Segment Start: The data
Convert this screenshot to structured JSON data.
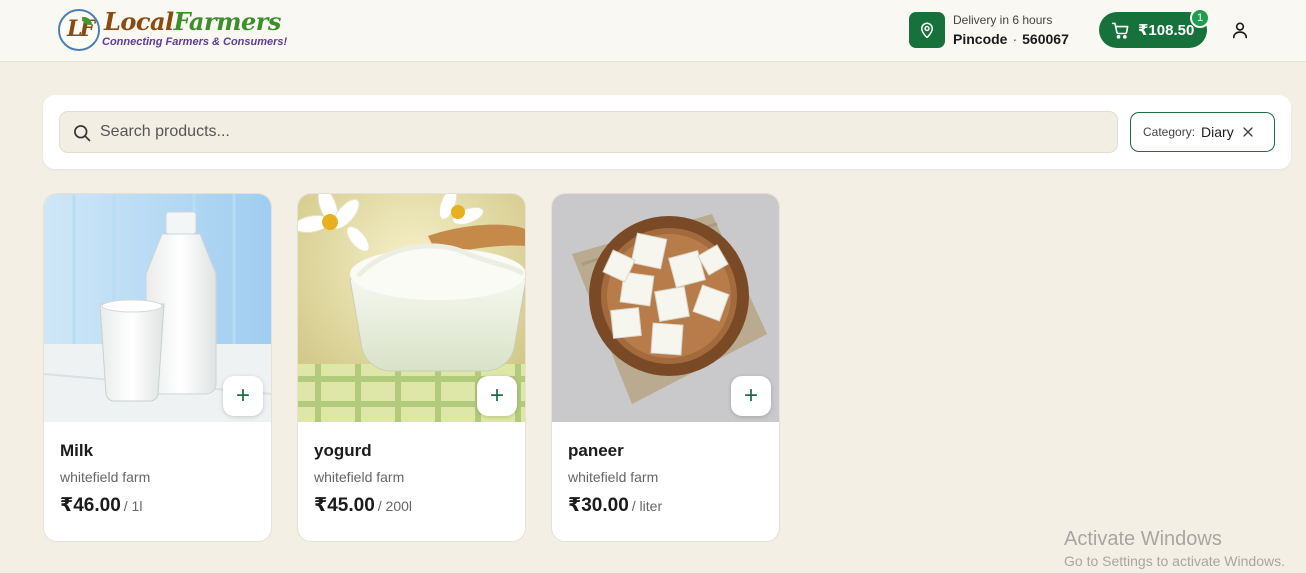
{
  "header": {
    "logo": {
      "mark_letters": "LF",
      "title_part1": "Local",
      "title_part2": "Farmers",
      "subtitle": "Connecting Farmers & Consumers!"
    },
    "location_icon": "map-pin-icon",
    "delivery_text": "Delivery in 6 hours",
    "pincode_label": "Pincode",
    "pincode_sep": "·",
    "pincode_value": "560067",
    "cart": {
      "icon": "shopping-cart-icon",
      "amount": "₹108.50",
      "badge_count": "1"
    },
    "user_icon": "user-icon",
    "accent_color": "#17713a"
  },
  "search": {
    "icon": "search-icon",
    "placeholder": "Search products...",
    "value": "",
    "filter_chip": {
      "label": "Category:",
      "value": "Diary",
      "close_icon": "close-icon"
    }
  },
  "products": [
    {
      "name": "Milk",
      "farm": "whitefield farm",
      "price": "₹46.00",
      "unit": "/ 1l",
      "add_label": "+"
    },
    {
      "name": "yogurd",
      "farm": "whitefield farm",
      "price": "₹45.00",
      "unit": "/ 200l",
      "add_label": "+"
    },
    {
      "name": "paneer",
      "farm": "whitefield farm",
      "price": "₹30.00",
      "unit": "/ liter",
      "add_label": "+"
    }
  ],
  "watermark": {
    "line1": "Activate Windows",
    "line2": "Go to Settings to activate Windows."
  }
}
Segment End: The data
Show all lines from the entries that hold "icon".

    "location_icon": "map-pin-icon",
      "icon": "shopping-cart-icon",
    "user_icon": "user-icon",
    "icon": "search-icon",
      "close_icon": "close-icon"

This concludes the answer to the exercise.